  • Agatha Christie’s Poirot
    (1990–, PBS)
    Featuring Hercule Poirot
    Based on the novels and short stories by Agatha Christie
    Countless episodes
    Starring David Suchet in a career-defining star turn as Christie’s persnickety, fussy Belgian private detective. Hard-boiled? Get real. But often quite fun to watch…
  • Chandler & Co.
    (1996, PBS)
    Featuring Dee Chandler Tate & Elly Chandler
    Created by Paula Milne
    Four episodes
    Imagine if your Mom  and your aunt decided to become private eyes… Two middle-aged women, one recently divorced and one happily married but bored, decide to open a detective agency specializing in personal and marital cases. There’s a certain brooding darkness to their cases, and the emphasis on the emotional damage caused by “loved” ones add a welcome edge to what could have simply been a fluffy 90s-style feminist rant.
  • Hetty Wainthropp Investigates
    (1997-2003, PBS)
    Featuring Hercule Poirot
    Based on the novel Missing Persons by David Cook
    Twenty-eight episodes

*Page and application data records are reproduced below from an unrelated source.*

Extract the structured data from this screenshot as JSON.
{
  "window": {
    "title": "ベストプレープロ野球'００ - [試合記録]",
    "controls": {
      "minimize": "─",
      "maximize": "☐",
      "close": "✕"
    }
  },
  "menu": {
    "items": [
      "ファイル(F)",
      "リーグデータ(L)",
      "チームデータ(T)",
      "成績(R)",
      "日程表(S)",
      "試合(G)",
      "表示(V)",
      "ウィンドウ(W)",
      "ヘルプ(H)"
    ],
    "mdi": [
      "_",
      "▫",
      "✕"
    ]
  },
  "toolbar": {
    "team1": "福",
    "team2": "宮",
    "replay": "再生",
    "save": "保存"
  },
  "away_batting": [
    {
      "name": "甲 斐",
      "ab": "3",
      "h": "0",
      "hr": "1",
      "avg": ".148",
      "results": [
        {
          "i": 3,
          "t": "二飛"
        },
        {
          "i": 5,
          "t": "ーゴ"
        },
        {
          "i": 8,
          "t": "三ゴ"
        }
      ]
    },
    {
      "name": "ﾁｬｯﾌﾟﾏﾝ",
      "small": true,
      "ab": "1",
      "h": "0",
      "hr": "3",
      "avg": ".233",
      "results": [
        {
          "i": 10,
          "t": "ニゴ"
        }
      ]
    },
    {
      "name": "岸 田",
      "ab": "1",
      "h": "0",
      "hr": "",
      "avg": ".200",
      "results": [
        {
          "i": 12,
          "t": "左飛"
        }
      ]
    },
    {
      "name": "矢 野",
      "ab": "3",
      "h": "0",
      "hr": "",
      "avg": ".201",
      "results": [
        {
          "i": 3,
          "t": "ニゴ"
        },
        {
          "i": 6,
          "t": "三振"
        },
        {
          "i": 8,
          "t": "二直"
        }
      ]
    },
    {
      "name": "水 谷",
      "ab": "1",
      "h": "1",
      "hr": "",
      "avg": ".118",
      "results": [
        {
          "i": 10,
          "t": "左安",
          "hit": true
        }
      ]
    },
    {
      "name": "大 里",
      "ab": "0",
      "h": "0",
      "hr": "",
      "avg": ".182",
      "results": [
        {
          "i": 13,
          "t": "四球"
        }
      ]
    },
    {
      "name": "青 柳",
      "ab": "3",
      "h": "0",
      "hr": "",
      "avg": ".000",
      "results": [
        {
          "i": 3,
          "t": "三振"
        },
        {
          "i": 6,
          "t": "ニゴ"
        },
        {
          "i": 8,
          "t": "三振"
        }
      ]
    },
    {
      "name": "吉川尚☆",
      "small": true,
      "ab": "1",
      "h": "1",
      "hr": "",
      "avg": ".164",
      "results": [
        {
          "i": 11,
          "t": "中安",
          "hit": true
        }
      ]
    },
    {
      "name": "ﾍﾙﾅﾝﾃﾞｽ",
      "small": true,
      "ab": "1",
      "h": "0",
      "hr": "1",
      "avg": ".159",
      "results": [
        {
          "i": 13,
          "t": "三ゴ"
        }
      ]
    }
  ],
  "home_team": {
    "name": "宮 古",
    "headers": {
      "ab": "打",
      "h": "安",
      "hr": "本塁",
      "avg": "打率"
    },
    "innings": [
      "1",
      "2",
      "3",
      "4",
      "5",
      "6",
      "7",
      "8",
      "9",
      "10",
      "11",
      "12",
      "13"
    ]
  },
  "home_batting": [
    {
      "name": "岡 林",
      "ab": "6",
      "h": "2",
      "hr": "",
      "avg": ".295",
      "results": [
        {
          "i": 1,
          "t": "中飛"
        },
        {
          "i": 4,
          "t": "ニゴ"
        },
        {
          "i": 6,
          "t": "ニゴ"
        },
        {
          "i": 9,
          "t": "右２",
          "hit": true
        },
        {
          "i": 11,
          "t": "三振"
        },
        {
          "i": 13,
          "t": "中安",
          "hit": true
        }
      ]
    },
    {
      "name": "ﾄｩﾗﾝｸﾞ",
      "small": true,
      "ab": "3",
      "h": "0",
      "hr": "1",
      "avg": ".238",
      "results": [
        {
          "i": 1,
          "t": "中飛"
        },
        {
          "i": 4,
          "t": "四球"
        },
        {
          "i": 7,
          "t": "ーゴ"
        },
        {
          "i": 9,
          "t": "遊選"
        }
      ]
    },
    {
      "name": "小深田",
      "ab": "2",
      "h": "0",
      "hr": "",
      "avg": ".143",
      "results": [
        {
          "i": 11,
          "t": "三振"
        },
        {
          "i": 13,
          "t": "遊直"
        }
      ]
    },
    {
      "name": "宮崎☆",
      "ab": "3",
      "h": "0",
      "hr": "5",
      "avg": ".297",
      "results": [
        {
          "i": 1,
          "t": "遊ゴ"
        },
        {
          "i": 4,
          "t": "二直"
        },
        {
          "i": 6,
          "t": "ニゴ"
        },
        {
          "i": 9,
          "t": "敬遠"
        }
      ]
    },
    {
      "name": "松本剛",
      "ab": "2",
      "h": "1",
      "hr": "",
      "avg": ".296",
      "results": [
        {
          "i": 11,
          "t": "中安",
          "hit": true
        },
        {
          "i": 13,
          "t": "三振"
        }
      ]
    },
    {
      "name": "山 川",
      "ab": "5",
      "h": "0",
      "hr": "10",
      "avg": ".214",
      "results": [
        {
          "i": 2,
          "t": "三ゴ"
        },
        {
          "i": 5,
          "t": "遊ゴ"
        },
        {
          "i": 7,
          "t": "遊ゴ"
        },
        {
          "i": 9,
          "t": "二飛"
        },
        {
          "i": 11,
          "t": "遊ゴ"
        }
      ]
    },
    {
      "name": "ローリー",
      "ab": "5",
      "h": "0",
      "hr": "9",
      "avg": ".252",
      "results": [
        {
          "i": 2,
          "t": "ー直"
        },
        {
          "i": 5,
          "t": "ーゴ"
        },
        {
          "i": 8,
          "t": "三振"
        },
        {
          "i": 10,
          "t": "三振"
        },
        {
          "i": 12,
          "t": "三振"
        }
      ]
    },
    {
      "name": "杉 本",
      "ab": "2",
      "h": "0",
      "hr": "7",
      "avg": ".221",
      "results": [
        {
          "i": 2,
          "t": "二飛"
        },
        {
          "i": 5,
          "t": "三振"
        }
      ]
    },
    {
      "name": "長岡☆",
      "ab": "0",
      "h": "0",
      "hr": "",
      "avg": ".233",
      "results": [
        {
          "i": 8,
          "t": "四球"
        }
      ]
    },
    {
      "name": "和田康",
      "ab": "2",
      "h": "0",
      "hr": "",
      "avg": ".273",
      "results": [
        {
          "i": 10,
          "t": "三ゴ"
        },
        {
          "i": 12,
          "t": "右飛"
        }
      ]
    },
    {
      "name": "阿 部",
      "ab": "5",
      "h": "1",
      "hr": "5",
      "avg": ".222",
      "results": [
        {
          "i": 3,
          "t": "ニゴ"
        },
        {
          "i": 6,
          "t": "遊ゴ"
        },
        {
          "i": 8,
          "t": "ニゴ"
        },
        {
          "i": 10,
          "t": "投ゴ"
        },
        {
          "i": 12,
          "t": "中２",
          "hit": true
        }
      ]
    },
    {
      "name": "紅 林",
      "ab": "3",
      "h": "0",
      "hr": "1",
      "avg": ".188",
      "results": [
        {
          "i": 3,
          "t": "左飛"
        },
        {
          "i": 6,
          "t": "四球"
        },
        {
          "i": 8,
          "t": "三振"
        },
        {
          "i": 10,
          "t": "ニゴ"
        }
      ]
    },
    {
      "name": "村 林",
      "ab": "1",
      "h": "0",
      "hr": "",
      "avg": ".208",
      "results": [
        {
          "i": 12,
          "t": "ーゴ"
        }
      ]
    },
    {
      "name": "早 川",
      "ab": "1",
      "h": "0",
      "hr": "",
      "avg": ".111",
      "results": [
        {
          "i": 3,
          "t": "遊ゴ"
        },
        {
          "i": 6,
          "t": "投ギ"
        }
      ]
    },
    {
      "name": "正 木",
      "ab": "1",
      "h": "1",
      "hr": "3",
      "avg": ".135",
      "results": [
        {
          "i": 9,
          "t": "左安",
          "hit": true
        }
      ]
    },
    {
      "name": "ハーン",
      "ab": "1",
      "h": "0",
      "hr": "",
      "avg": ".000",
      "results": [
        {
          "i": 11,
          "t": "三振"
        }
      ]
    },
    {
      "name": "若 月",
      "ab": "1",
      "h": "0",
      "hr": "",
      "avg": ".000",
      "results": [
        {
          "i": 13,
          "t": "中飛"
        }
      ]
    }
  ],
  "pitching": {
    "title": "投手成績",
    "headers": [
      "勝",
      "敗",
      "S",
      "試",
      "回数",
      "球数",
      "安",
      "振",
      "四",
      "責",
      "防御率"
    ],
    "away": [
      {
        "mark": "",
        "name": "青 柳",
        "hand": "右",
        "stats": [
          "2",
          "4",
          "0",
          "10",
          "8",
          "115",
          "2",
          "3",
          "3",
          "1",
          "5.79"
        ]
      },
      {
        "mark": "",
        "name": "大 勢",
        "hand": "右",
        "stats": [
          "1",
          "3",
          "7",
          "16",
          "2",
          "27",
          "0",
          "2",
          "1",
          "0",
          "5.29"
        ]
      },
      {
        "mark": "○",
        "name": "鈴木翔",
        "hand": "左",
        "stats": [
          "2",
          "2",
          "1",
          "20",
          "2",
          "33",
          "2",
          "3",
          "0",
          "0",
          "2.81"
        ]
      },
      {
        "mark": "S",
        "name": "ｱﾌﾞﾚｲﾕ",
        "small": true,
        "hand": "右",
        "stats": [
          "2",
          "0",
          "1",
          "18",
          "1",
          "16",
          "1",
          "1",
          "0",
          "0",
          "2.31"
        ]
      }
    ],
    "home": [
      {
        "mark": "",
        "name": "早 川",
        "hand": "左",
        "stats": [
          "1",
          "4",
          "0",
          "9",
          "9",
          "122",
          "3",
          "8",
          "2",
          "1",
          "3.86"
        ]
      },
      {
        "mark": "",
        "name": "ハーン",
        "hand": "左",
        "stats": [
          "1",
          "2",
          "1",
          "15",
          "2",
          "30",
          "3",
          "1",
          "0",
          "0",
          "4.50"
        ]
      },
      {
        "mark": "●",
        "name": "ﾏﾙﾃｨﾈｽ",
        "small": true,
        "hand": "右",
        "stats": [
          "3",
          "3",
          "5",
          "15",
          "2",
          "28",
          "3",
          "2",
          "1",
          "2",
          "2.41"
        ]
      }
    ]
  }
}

    This old dick is a Jane. Proof, I guess, that simply being about a private eye doesn’t automatically make it hard-boiled. In this genuinely cozy series featuring an elderly private detective and her young assistant, the only boiling going on when somebody’s making tea. It didn’t run on all PBS channels, but it was picked up by many of them in the late nineties. Clever mysteries, hampered at times by a little too much schtick.
  • An Unsuitable Job For a Woman (1999-2000)
    P.D. James reportedly was so taken aback by the liberties  this crowd-pleasing took on her private eye Cordelia Gray that she said she’d never write another book with her. And she didn’t.
  • Sherlock
    (2011-12, PBS)
    Featuring Sherlock Holmes
    Based on the novels by Sir Arthur Conan Doyle
    Six episodes
    Cheeky, whip-smart adaptations of the canon, far more true in spirit and timbre than the ADD-approved Robert Downey Jr. action flick trainwrecks. And a lot more fun than the often overly fussy productions and carpet chewing of the Jeremy Brett series.
  • Case Histories
    (2011, BBC)
    Featuring Jackson Brodie
    Based on the novels by Kate Atkinson
    Six episodes
    Smart, defiantly literate and often surprisingly touching, Everyman private eye Brodie had empathy to spare for all the walking wounded who crossed his path. Compelling.


Respectfully compiled by Kevin Burton Smith. Please let me know who I’ve missed…

Leave a Reply